> **What needs to be done**
Write the entries below out again exactly; any picture in them stays out.

_____

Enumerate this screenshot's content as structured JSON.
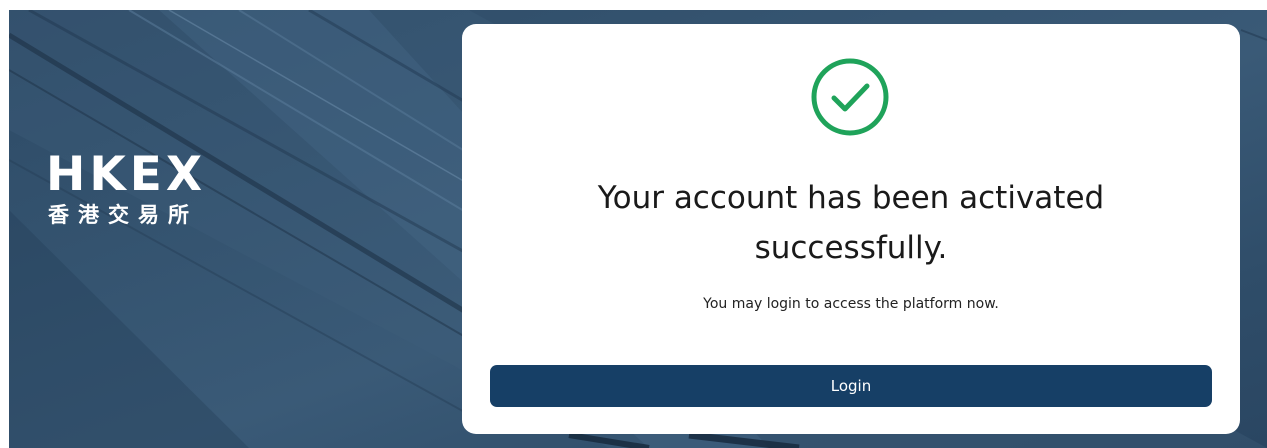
{
  "brand": {
    "logo_en": "HKEX",
    "logo_zh": "香港交易所"
  },
  "card": {
    "title_line1": "Your account has been activated",
    "title_line2": "successfully.",
    "message": "You may login to access the platform now.",
    "login_label": "Login"
  },
  "icons": {
    "status": "check-circle-icon"
  },
  "colors": {
    "background": "#34536f",
    "success_green": "#1fa35a",
    "button": "#163f66",
    "card": "#ffffff"
  }
}
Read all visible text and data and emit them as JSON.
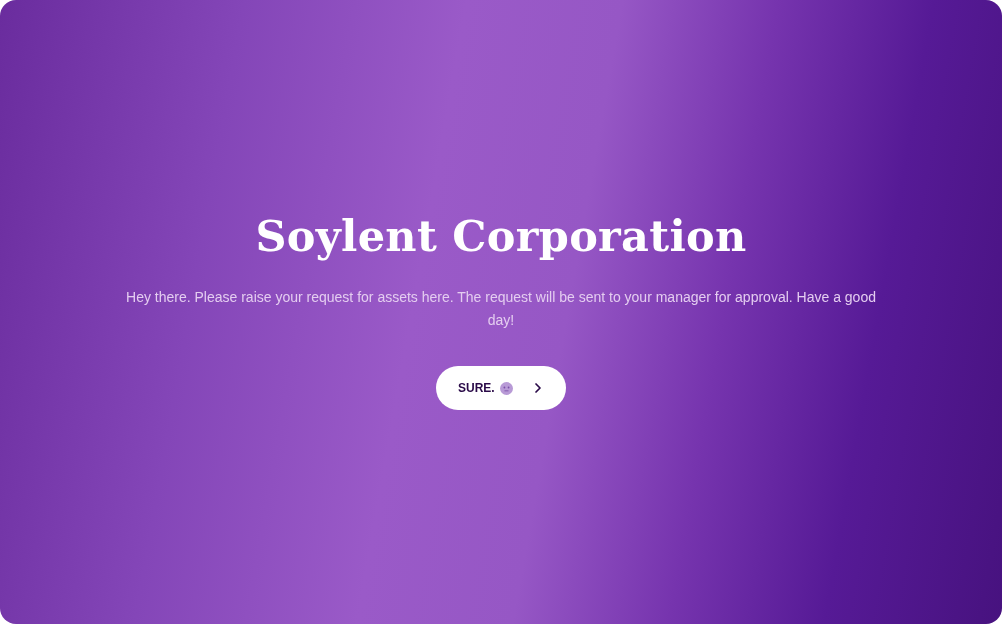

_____

> **Exercise answer**
Enumerate this screenshot's content as structured JSON.
{
  "brand": {
    "logo_en": "HKEX",
    "logo_zh": "香港交易所"
  },
  "card": {
    "title_line1": "Your account has been activated",
    "title_line2": "successfully.",
    "message": "You may login to access the platform now.",
    "login_label": "Login"
  },
  "icons": {
    "status": "check-circle-icon"
  },
  "colors": {
    "background": "#34536f",
    "success_green": "#1fa35a",
    "button": "#163f66",
    "card": "#ffffff"
  }
}
Read all visible text and data and emit them as JSON.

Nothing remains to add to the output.